*YOUR GOAL*.
If a line of the data below contains the string "image", copy it into your answer.

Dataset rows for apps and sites
·····
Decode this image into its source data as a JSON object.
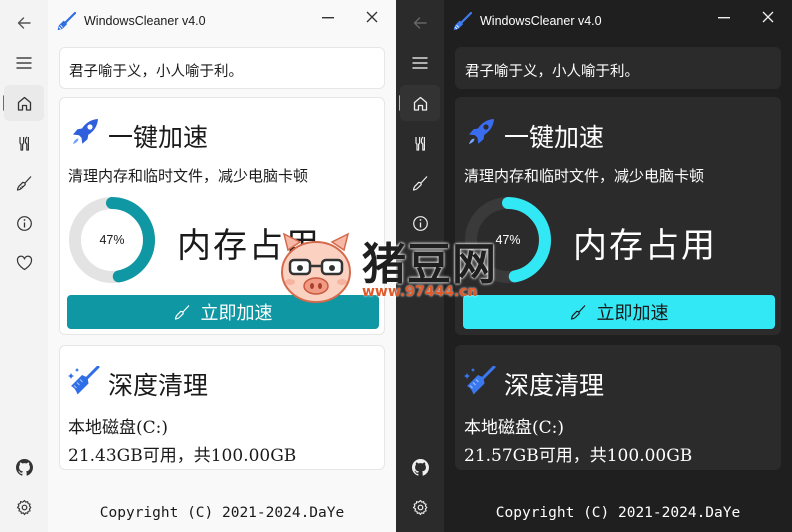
{
  "app": {
    "title": "WindowsCleaner v4.0"
  },
  "quote": "君子喻于义，小人喻于利。",
  "boost": {
    "title": "一键加速",
    "description": "清理内存和临时文件，减少电脑卡顿",
    "memory_label": "内存占用",
    "memory_usage_percent": 47,
    "memory_usage_text": "47%",
    "button_label": "立即加速"
  },
  "deep_clean": {
    "title": "深度清理",
    "disk_name": "本地磁盘(C:)",
    "light_disk_info": "21.43GB可用，共100.00GB",
    "dark_disk_info": "21.57GB可用，共100.00GB"
  },
  "copyright": "Copyright (C) 2021-2024.DaYe",
  "nav_icons": [
    "back-icon",
    "menu-icon",
    "home-icon",
    "tools-icon",
    "brush-icon",
    "info-icon",
    "heart-icon",
    "github-icon",
    "settings-icon"
  ],
  "watermark": {
    "brand": "猪豆网",
    "url": "www.97444.cn"
  },
  "colors": {
    "light_accent": "#0f97a3",
    "dark_accent": "#33e8f5",
    "gauge_track_light": "#e3e3e3",
    "gauge_track_dark": "#3a3a3a"
  }
}
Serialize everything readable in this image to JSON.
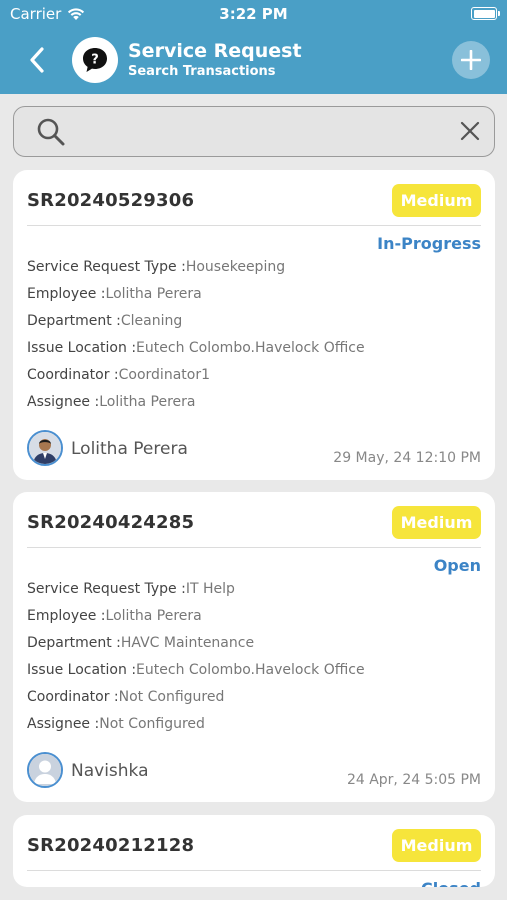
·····
*THE COMPLETED TASK*.
Decode this image into its source data as a JSON object.
Serialize everything readable in this image to JSON.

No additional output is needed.